When computer entrepreneur Mark Landsberg realised he needed a cash injection to see him through next month’s festivities he knew exactly what to do.
Frustrated that banks are no longer lending he instead took his Porsche 911 Turbo to one of the new breed of posh pawnbrokers in return for a loan of £20,000 against its value.
“In exchange for my car keys the pawnbroker transferred the cash to my bank account the same day,” explains Mark, 53, who is single and lives near Newmarket in Suffolk.
“It’s now in storage until I repay the loan which suits me fine as I’ve got another car to drive in the meantime.”
Like many business owners Mark gets paid quarterly by most clients and with a tax bill looming in January the loan will cover his living costs for the next two months.
“It will also enable me to have a frivolous Christmas knowing I don’t have to tap into the money set aside for tax,” he continues.
“I’ll treat my sister and niece to luxury gifts and throw a festive lunch for about 14 friends on which I’ll blow about £3,000, much of it on vintage champagne. Even the turkey costs about £130 as I go for the best of everything. Pawning my car is simply a short-term solution to cash flow.”
And Mark is not alone. The National Pawnbrokers Association (NPA) reported a 15 per cent growth in business last year, half of which was down to more middle-class individuals and small businesses using their services.
In late 19th and ‘It will me to early 20th-century Britain there were nearly as many pawnbrokers as pubs. People would pawn anything from bed linen and cutlery to their Sunday best suit to put a meal on the table.
Today the pawnbroker is emerging as the high-street lender of choice for the asset-rich middle classes caught between recession and banks that won’t lend. without tax The NPA now has more than 1,800 pawnbroker shops and online members in the UK, compared with just 530 in pre-recession 2007.
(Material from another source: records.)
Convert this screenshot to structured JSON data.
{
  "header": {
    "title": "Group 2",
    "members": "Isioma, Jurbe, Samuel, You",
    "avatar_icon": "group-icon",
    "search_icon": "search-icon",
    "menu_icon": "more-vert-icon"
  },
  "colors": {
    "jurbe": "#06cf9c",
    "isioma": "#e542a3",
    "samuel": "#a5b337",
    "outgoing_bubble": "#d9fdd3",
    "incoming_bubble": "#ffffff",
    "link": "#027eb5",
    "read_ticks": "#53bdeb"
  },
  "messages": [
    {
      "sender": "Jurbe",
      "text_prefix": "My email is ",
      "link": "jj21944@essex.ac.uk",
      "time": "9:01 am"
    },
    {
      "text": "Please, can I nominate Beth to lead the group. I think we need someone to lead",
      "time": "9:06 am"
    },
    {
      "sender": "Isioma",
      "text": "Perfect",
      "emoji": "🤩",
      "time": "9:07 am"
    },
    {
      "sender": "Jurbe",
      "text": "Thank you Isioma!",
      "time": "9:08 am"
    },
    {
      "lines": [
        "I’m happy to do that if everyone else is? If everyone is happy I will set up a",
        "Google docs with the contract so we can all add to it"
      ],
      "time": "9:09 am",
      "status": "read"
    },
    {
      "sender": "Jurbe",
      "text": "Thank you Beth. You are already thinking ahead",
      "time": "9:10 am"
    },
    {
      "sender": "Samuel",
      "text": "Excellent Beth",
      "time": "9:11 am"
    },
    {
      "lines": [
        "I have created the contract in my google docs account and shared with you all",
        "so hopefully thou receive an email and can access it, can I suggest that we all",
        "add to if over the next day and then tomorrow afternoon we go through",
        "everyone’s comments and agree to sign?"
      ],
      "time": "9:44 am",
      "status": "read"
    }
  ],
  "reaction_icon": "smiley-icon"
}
The industry is regulated alongside banks and other financial institutions by the Consumer Credit Act 1974.
Former property developer James Constantinou is chief executive of upmarket Prestige Pawnbrokers in affluent Weybridge, Surrey (prestigepawnbrokers.co.uk).
Since launching the business in 2009 he has loaned against everything from property and fine wine to art, diamonds, rare books, cars, couture clothing and antiques.
“We don’t need to know why clients want a loan but their reasons include school fees, dental work, funeral arrangements, utility bills, car repairs and even divorce lawyers,” he reveals.
“Recently we’ve loaned £30,000 against a Bentley, £150,000 against part of a large collection of vintage wine, £4,000 for a grandfather clock and even £3,000 against a vintage Chanel handbag.”
Mark’s Porsche is also on Constantinou’s list and isn’t his first foray into pawning. After reading about it on the BBC’s website, a year ago Mark borrowed £50,000 against a Lamborghini – which he has since sold – so he could invest in a business opportunity.
“I’d have missed out on a lucrative deal if I’d had to rely on the banks,” he adds. “Pawning my car meant I could act quickly.
“Five weeks later, by which time some of my clients had paid their bills, I redeemed the £50,000 loan and drove my car home. Like lots of business people I always have money coming in but not on a monthly basis.
“Sometimes I just need something to tide me over for a few weeks but the banks don’t want to know any more.”
It will enable me to have a frivolous Christmas without using tax money
A pawnbroker will typically loan up to 50 per cent of the value of an item for six or seven months.
At any time during that period the customer can repay the loan plus interest – which tends to be between two and seven per cent depending on the value of the item, compared with an average 19.5 per cent on a bank overdraft and 17.3 per cent on a credit card.
If they fail to repay a loan they won’t get into debt as they would with a bank, the pawnbroker will simply sell the item through their shop or an auction house. Once the loan and interest have been recouped, many even pass any profit left over to the customer.
enable have a On average 15 per cent of people fail to repay their loan forfeiting their item, treasured or otherwise. Ray Perry, CEO of the NPA, says that in theory you can pawn anything because what you’re doing is providing security against a loan.
“So long as the pawnbroker can source the expertise to value an item, often a specialist auctioneer using money’ in the case of art or fine wine, to ensure it has a resale value then it’s perfectly viable,” he explains….